The End of History and the Last Man combines a wide range of subjects: history, philosophy, political theory, international relations, economics and psychology to build a coherent model of human history. Fukuyama shows insightfulness and lucidity in this enormous undertaken – he is an intellectual heavyweight.
The book argues that History ends with Liberal Democracy in the political sphere and the free-market in the economic sphere. Its critics contend that it is merely western triumphalism at the end of the Cold War. However, this book is anything but triumphant. Fukuyama analysis the type of man (hence the second, often over-looked, part of the title “…and the Last Man”) living at the end of History. Fukuyama does not like what he sees: the Last Man has no higher ideals above his own health. He lives solely to prolong his existence. He is risk averse; a weak pitiful creature scared of death.

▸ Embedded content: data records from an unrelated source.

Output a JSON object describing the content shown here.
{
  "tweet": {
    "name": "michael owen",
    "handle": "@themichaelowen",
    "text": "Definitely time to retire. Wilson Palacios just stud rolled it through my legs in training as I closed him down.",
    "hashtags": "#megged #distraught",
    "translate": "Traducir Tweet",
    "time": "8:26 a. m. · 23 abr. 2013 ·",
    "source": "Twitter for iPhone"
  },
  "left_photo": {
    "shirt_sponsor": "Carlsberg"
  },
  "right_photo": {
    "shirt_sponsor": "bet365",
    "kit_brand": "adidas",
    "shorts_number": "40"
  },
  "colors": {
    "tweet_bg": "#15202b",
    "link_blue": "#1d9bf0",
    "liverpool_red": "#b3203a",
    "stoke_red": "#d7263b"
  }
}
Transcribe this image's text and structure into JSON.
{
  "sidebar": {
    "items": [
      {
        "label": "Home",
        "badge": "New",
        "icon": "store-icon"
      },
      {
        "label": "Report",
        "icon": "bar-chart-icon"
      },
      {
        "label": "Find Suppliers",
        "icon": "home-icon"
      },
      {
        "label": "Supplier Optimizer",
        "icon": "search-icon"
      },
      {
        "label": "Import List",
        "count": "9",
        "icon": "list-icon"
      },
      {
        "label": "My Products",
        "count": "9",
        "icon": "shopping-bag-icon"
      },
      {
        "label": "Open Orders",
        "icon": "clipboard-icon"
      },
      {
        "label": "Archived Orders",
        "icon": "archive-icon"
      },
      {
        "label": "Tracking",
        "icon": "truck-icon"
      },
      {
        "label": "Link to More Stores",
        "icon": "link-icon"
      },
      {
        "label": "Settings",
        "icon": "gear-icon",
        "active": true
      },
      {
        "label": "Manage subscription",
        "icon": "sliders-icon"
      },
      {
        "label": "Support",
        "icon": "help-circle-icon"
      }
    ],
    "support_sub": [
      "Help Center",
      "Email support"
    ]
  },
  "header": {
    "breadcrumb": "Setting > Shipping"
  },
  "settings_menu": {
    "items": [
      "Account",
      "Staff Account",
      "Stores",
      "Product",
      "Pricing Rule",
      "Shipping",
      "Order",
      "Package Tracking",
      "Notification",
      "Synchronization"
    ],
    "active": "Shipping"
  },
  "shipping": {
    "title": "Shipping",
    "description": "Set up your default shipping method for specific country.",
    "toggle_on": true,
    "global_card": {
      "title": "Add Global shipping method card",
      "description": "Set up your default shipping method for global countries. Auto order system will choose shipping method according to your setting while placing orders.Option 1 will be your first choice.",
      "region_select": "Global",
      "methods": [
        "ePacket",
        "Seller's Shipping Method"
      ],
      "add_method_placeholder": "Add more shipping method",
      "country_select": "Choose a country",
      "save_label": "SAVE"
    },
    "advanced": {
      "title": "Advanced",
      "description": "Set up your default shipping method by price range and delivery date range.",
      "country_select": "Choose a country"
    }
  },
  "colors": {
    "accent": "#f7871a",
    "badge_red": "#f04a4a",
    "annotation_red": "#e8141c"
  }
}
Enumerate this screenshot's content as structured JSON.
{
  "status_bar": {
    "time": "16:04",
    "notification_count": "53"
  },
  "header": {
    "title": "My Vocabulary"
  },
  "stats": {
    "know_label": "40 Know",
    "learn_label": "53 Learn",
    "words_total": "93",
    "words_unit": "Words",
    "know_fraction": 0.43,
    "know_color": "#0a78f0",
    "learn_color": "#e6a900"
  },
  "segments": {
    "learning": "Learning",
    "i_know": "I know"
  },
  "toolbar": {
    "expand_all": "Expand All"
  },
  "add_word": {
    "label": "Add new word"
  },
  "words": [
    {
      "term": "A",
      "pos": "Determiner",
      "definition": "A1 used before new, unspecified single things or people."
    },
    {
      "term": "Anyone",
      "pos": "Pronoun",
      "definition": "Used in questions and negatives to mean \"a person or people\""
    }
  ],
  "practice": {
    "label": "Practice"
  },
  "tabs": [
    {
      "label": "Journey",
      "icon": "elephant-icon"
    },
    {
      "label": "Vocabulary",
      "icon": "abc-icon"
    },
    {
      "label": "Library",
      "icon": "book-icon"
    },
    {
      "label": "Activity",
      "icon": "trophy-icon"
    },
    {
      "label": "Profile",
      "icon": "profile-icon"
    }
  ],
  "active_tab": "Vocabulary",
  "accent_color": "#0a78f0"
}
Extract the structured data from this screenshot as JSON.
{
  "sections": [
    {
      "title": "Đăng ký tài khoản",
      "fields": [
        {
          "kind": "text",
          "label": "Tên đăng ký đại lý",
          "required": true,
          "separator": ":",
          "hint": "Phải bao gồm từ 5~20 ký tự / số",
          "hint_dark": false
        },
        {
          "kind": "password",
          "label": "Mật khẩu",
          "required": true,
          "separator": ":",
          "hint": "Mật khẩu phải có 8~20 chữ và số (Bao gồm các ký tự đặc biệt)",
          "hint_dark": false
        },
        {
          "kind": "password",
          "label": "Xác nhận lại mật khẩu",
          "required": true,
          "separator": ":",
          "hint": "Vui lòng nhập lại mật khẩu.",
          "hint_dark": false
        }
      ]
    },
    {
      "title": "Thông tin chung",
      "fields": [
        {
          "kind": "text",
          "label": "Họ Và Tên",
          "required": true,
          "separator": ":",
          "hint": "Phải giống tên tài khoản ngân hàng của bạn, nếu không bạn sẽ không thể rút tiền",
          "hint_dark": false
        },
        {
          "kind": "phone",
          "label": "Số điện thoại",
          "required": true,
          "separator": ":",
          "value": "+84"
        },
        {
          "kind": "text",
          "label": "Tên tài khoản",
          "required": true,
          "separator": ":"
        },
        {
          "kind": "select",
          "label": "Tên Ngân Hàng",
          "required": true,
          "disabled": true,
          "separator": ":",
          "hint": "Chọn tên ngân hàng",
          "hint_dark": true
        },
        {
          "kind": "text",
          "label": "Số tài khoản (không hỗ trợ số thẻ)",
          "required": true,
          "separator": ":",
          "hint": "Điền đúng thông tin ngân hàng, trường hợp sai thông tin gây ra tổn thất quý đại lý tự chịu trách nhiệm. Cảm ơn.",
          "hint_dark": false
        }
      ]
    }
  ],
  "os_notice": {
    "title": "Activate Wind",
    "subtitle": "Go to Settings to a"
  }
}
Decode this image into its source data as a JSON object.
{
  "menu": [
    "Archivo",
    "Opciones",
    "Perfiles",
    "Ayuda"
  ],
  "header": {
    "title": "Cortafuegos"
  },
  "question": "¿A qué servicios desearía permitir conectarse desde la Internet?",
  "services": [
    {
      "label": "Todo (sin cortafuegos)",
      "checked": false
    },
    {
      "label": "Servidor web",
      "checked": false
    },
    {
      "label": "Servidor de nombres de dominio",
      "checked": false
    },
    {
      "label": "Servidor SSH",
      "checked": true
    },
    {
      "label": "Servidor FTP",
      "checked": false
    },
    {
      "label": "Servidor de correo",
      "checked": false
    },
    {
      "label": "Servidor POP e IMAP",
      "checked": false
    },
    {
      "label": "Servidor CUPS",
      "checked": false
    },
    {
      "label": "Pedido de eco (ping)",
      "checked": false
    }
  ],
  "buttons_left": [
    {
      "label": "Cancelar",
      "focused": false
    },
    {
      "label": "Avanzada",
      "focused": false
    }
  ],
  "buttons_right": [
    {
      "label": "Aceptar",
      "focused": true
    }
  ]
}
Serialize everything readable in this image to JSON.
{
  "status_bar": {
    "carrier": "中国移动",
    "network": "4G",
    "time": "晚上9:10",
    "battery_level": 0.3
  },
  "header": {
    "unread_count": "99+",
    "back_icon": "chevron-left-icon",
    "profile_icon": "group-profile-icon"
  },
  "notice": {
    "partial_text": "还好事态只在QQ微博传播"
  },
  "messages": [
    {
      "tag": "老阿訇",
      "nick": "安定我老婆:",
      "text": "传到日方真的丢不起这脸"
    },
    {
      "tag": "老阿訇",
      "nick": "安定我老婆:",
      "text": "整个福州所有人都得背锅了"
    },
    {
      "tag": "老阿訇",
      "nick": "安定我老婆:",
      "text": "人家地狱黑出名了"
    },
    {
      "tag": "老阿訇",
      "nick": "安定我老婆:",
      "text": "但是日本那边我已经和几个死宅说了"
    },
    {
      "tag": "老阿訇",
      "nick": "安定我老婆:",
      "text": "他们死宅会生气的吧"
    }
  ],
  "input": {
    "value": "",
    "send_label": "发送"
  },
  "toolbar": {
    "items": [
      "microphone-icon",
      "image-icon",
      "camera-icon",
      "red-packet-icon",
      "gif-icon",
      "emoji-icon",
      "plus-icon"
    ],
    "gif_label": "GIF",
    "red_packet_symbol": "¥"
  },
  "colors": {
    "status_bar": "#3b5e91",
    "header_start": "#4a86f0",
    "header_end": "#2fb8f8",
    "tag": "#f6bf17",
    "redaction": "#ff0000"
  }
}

One reviewer of the book gives it one star because Fukuyama uses the Hegelian historical paradigm. However, this is only half the story because Fukuyama builds two independent, although complementary, views of history’s linearity: one Hegelian the other based on improving technology and increasing scientific knowledge. Hence even if you are not Hegelian you can still largely agree with Fukuyama’s arguments.
This is one of my favourite books and it is impossible to do Fukuyama’s clever, finely balanced juxtaposed arguments justice. I can only recommend reading the book. Finally, because this book embraces so many subjects it has made me want to explore many of the ideas behind the arguments.